A forward-thinking Levin GP says that a big chunk of what he deals with are mental health issues, and that in his experience, suicide is the tip of a distress iceberg that is growing.
Glen Colquhoun said suicidal thoughts are not an uncommon disclosure by patients at Youth One Stop Shop (YOSS), a free youth health care clinic based in Horowhenua where he works.
After digging deeper and asking questions, many have emotional, spiritual or mental health issues, often affecting their physical health as well.
"Just about everyone at some point would have considered suicide, from a fleeting thought through to planned out actions or attempts," he said.
"It's always tricky because there are some things in medicine that are black and white, it is or it isn't, it's a broken bone or it isn't."
Glen said that in his experience suicidal risk comes in waves, which also makes it difficult for him to predict.
"You have to make fine judgements. It's much more of an art than a science.
"When people are fragile around depression, sadness, anxiety, fear, or people who have been through trauma and carry horrible memories all the time, they get overwhelmed sometimes, and have a bad few hours, they can act impulsively and kill themselves," he said.
Glen said his response is to take it all seriously and to talk about it openly with the patient, to bring it out of the closest.
"It soon becomes apparent for those young people whether or not it's a fleeting thought or they think sometimes it's a way of expressing their unhappiness, they just want the sadness, the frustration or fear to stop," he said.
"Then there are those who have a strong desire to die, or very little strength left to fight that and feel like they are going to be overwhelmed."
He said it was the act of talking about it that brought about understanding to both patient and doctor.
"Talk about it, maintain contact with somebody, create plans of what to do if they get the wave going through, put small teams of connections around them, embedding them in a soft cushion so if they fall they get caught and they know what do to," he said.
"Talking is a way of putting a cushion around people."
Glen said a cushion should be a long-term thing and it's important to keep eyes on that person.
"Put cotton wool around somebody and keep it there for a long time, not for a week or three months, but a couple of years sometimes, or for longer," he said.
"Most of us survive because of our cotton wool, but we often take that cotton wool for granted. Take it way and we rapidly get unhappy."
Glen said the problem is that often people who are at risk of serious suicidal thoughts are coming from families that are disconnected.

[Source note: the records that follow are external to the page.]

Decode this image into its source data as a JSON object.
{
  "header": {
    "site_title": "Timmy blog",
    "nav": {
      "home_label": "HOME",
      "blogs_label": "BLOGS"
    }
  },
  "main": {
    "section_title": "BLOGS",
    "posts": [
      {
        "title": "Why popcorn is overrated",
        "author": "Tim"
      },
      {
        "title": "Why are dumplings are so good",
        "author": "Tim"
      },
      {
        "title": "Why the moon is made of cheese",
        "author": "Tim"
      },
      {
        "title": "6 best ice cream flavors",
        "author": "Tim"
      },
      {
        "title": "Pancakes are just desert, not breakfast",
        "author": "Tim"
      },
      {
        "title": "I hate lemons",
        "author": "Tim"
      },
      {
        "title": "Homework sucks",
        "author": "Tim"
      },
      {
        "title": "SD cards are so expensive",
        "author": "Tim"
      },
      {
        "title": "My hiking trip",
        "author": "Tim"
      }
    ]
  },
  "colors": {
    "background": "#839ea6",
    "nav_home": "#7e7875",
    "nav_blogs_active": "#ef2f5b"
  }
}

"Not always. I wouldn't rush to that generalisation but probably most of the time they are coming from backgrounds where they are not connected and this is part of the reason they are feeling as bad as they are," he said.
"It's painstaking. We will try really hard to maintain connection with them if we think they are really at risk, then we are obliged to break confidentiality to put people around them and refer them acute to mental health services," he said.
Glen said from what he sees, suicide is the tip of the distress iceberg, but actually a lot of people are not committing suicide but are still ending up in really bad situations, entrenched in dysfunction and failed by a broken health system.
"[Suicide is the] most dramatic and distressing to our society but there are plenty who end up in the criminal justice system, or who end up with chronic drug and alcohol problems, or having children they hurt and don't support."
He said most of New Zealand society ticks along well and it's not all doom and gloom, however he sees society becoming more and more a tale of two cities.
"There is a body of dysfunction, families badly, badly broken, and in pain ... generating children [and that] pain is sewn back into them, sexual abuse, physical abuse, yelling and screaming at kids, little kids left alone to look after their brothers and sisters, party culture, kids having kids," he said.
"Intergenerational dysfunction is getting passed on, a sickness in the culture, people are part of a community of dysfunction. It's an illness in the western way of living. The culture is where the disease process lies.
"It's really hard because medicine is built on the disease being in the person, but this is a disease in society.
"People need to be loved by parents to develop or you are at risk of not growing and at risk of making poor decisions. It's a society illness and the problem with that is no one is to blame but everybody is pointing.
"Inflammation breeds inflammation. We need to deal with it painstakingly cell by cell, person by person. You get cotton wool around families and love them back - it's painstaking.
"I don't think it's really rocket science but to [heal the issue] requires lots of manpower and connections between people, within the community and within our health services," he said.
Therein lies the problem, as Glen believes that as a nation we don't have the man power, the capacity and health care services are run off their feet, which Glen talks about in Friday's Horowhenua Chronicle.
Where to get help:
If you are worried about your or someone else's mental health, the best place to get help is your GP or local mental health provider. However, if you or someone else is in danger or endangering others, call police immediately on 111.
Or if you need to talk to someone else:
• LIFELINE: 0800 543 354 (available 24/7)
• SUICIDE CRISIS HELPLINE: 0508 828 865 (0508 TAUTOKO) (available 24/7)
• YOUTHLINE: 0800 376 633
• NEED TO TALK? Free call or text 1737 (available 24/7)
• KIDSLINE: 0800 543 754 (available 24/7)
• WHATSUP: 0800 942 8787 (1pm to 11pm)
• DEPRESSION HELPLINE: 0800 111 757